Sold For $29,700Inclusive of applicable buyer's fee.
RM | Auctions - HERSHEY 10 - 11 OCTOBER 2019 - The Merrick Auto Museum Collection
- Iconic high-wheel Holsman
- Fascinating canvas-chain drive
- Authentically restored
Henry K. Holsman and his associate C.H. Bryan formed the Holsman Automobile Company in Chicago in 1903. Their car was immediately popular. High-wheel automobiles appealed to Midwestern farmers, as they could ride over most types of terrain and move easily through high water. The first Holsmans used 7/8-inch manila rope for drive belts, but this was problematic in wet weather, so eventually a canvas-covered chain was devised.

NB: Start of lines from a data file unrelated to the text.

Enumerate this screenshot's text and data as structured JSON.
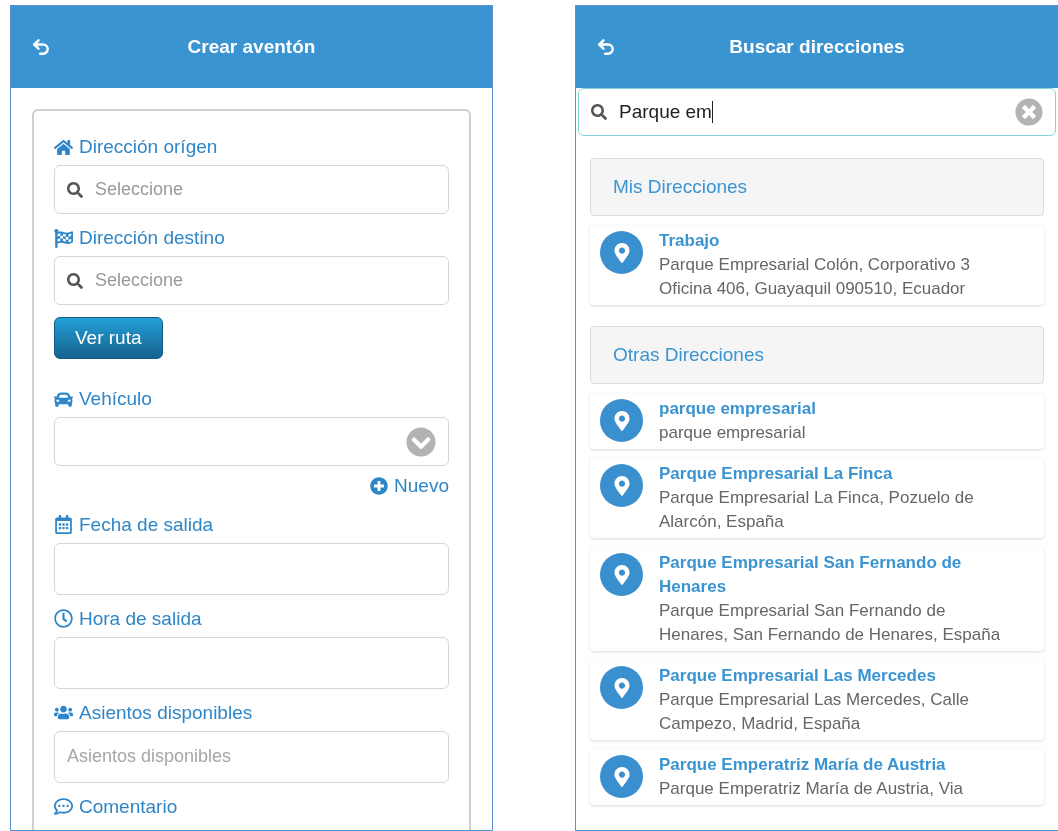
{
  "left_screen": {
    "title": "Crear aventón",
    "form_fields": [
      {
        "kind": "search",
        "label": "Dirección orígen",
        "placeholder": "Seleccione"
      },
      {
        "kind": "search",
        "label": "Dirección destino",
        "placeholder": "Seleccione"
      },
      {
        "kind": "button",
        "label": "Ver ruta"
      },
      {
        "kind": "select",
        "label": "Vehículo",
        "link": "Nuevo"
      },
      {
        "kind": "text",
        "label": "Fecha de salida"
      },
      {
        "kind": "text",
        "label": "Hora de salida"
      },
      {
        "kind": "text",
        "label": "Asientos disponibles",
        "placeholder": "Asientos disponibles"
      },
      {
        "kind": "label",
        "label": "Comentario"
      }
    ]
  },
  "right_screen": {
    "title": "Buscar direcciones",
    "search": {
      "value": "Parque em"
    },
    "sections": [
      {
        "heading": "Mis Direcciones",
        "results": [
          {
            "name": "Trabajo",
            "address": "Parque Empresarial Colón, Corporativo 3 Oficina 406, Guayaquil 090510, Ecuador"
          }
        ]
      },
      {
        "heading": "Otras Direcciones",
        "results": [
          {
            "name": "parque empresarial",
            "address": "parque empresarial"
          },
          {
            "name": "Parque Empresarial La Finca",
            "address": "Parque Empresarial La Finca, Pozuelo de Alarcón, España"
          },
          {
            "name": "Parque Empresarial San Fernando de Henares",
            "address": "Parque Empresarial San Fernando de Henares, San Fernando de Henares, España"
          },
          {
            "name": "Parque Empresarial Las Mercedes",
            "address": "Parque Empresarial Las Mercedes, Calle Campezo, Madrid, España"
          },
          {
            "name": "Parque Emperatriz María de Austria",
            "address": "Parque Emperatriz María de Austria, Via"
          }
        ]
      }
    ]
  }
}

Unlike other high-wheel manufacturers, Holsman did not evolve into what became conventional car design, with smaller wheels and pneumatic tires. Henry Holsman stuck to high-wheelers exclusively, and his company was in receivership by 1910. He made another attempt at a high-wheeler with the Independent Harvester in nearby Plano, Illinois, in 1911, but found even less success.
The wheels are immense, standing near shoulder high, and the car towers over them. The tires are thin, solid rubber bands, which leave the springs to soak up most of the shock. The hand-operated brake shoes rub directly on the tires. The body is painted black, with maroon moldings that match the wheel spokes. The lighting, all brass, comprises a single center-mounted headlight, two high-mounted carriage lights, and a taillight. Authentically restored, it is correct in every way. The car has the later drive belts, made of chain with a canvas covering. There is a gear transmission giving two speeds forward, but the vehicle must be stopped to change between them.
High-wheel automobiles are the true horseless carriages. Few in number now and almost never seen on the road, they demonstrate what it was like in the very early days of motoring history.
This Holsman is an excellent example and will turn heads wherever it goes.
Please note that this vehicle is offered on a bill of sale.